I threw together another quick timeline to illustrate who was living there in what year–at least according to the various city directories.

Screen shot 2013-11-26 at 9.37.27 PMI can’t stress how important this kind of visual can be. They only take a few minutes to put together and I no longer need to switch back and forth between multiple tabs to see who was living where.

I know that Joseph died in 1909, but now I wonder if he left property to Mildred. Maybe he left it to Mary and her family and Mildred just continued to live there. I think my next mission will be to look into real estate records, deeds, etc. for this property. If anyone has suggestions on where to find this kind of information, please leave me a comment.

Using Simple Shapes to Diagram a Burial Plot

I’ve mentioned my search for ancestor Catherine Ware and her (currently) overgrown burial plot at Mount Moriah Cemetery in Philadelphia a few times here.

Each time I visit Mount Moriah I try to visit her plot and learn a little more about the people buried here.

There are 7 visible stone in this plot: 2 for Catherine Ware (a large obelisk and a smaller stone with her initials), 1 for Thomas H. Ottey and Amanda (Wagner) Ottey, one for Mary A. Wagner, one for the children of Thomas and Amanda Ottey that died in infancy or early childhood, 1 for Lillian and Albert Simon, and 1 for Horace and Christina Kincaid.

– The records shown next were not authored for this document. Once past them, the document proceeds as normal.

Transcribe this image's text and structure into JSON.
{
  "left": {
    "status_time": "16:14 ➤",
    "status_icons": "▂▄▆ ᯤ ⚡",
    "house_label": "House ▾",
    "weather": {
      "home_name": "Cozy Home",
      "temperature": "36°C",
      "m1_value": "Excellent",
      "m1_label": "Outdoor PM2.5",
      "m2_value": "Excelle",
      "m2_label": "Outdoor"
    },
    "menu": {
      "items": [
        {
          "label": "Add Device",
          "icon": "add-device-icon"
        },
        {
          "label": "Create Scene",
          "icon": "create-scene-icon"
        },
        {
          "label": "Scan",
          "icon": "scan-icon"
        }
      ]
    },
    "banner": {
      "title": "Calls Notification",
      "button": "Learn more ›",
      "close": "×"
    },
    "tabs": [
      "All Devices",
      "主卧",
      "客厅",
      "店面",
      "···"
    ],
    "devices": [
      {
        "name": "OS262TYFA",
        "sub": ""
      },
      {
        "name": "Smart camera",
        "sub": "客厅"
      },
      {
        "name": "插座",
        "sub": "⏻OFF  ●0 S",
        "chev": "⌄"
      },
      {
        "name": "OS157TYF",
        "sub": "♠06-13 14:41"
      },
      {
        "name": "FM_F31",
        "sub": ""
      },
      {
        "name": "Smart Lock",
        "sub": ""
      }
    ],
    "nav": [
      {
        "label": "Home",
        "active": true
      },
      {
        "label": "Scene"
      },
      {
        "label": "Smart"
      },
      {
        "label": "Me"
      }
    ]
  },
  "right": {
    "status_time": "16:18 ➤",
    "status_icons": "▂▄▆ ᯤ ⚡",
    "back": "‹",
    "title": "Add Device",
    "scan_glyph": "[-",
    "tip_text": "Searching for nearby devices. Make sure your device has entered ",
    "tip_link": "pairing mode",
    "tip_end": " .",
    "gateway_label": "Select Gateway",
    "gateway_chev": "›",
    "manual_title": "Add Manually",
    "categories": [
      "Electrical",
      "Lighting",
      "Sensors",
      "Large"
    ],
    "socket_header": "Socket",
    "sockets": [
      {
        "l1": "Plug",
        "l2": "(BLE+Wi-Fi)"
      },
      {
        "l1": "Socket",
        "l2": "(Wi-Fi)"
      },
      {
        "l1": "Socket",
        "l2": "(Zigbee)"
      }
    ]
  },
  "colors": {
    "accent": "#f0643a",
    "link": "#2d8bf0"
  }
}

I’m still unravelling exactly who all of the people are and I’ve recently learned from GSP records that there are others buried here, too: John Wagner, Adam Wagner, Rebecca Wagner, and Walter Walker.

To help myself sort it all out and plan where to look for possible stones for these other folks I’ve created the following:

Section 130, Lots 17 & 18, Div A

Section 130, Lots 17 & 18, Div A

My diagram started by taking a close up screen shot of the double plot owned by Catherine Ware. I plugged this in to Pages, but you could easily use Word or any other program that allows you to import an image and then place text and shapes over top.

I then used the shape tool to approximate the location, placement, and general shape of each visible stone. This is certainly not to scale, but you get the idea.

I ended by labeling each shape with text indicating the names on the stones. If I’m able to discover any new stones I can easily edit my document to add new shapes.

There is clearly a lot of unused space in these plots! In about a week I’ll be clearing the knotweed to get a better look.

Passport Applications

On a whim I started searching ancestry.com’s collection of U.S. passport applications for some of my more recent surnames. I got a few hits and was surprised to learn that…

There is a copy of the passport photo that was scanned with the application:

William Ford Gibbons (1864-1929)

William Ford Gibbons (1864-1929)

That the applications include a physical description of the applicant:

Screen Shot 2013-10-15 at 10.39.43 AM

 

That a wife could be added to her husband’s passport with a simple signed letter and a photo:

Screen Shot 2013-10-15 at 10.40.49 AM

 

William Ford Gibbons married Anna Laurence Gibbons later in life. He remained single and lived with his mother at least up until the 1920 census, when he was 56 years old. His mother died in 1922 and he married Anna (then 32 years old) in 1924. I think that’s what the text under her picture indicates – “married in Tampa… 10th 1924”.

Family stories indicate that William was a favored uncle who doted on his nieces and nephews. He supposedly traveled a lot and brought exotic gifts back to his extended family. Then he married Anna (who I believe was previously widowed) and when William died his entire fortune was left to his wife of 5 years. Needless to say, some of those nieces and nephews were upset.